While not as colorful as some of the Utah and Arizona slot canyons, this is a mere two hours from L.A. and is very accessible. The hike is easy with the exception of a few ladders to climb and some boulders to duck under. The carved sedimentary rocks within the canyon are consistently gray, but they start showing some reds and greens if you continue the rest of the hike, hence the name Painted Canyon.
The road to this location is about 6 miles, and the surface consists of washboard sand, so be prepared for a 15 mph ride that will rattle your teeth. There are no bathrooms or water in the parking lot, so bring water and a shovel if needed. There isn't even a sign because the parking lot is at the bottom of a watershed that appears to flood out every rain, so make sure to check the forecast before heading out. There is a very high risk of flash flooding in this area. The canyon can reach 115 degrees in the summer, and there are no rangers that will find you; be sure to bring plenty of water.

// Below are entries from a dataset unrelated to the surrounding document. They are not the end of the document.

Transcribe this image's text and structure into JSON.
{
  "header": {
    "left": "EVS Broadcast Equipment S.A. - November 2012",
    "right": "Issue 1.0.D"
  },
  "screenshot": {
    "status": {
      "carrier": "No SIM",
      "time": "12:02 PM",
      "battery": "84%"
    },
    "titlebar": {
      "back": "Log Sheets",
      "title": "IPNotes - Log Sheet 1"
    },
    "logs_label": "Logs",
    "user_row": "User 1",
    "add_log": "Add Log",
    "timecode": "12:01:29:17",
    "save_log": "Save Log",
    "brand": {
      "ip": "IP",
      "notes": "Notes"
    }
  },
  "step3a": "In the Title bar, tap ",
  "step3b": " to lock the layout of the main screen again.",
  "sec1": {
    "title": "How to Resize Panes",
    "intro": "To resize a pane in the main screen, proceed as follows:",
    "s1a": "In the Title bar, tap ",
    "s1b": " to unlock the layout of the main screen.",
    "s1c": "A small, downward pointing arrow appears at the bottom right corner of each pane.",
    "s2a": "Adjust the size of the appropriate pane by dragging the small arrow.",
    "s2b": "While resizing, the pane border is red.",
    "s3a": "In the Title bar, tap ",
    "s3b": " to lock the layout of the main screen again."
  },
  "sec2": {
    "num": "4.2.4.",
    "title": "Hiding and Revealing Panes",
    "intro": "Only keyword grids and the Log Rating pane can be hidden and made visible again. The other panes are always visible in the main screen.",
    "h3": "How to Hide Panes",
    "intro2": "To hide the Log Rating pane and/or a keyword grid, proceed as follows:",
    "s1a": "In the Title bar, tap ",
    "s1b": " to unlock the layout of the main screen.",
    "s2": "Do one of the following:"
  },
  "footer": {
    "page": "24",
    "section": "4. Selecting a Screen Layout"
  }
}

The hike itself is fairly easy with some bouldering in the very beginning. No trekking poles are required; just your wits. If you are planning on traveling with children, they should be fine if they can climb over a couple of rocks and climb a ladder.
You can camp here as well. Down the canyon, you will notice some pull-offs where other people have camped. You will be able to drive your four-wheel drive vehicle just about anywhere in the canyon. Two-wheel drive vehicles are not recommended, but if you are smart you will be able to make it work. When in doubt, park and walk it first.
Fires are permitted, but you will want to bring your own firewood. There are no designated campsites and therefore no fees, no bathrooms, and no trash cans. Be sure to pack out what you pack in and Leave No Trace.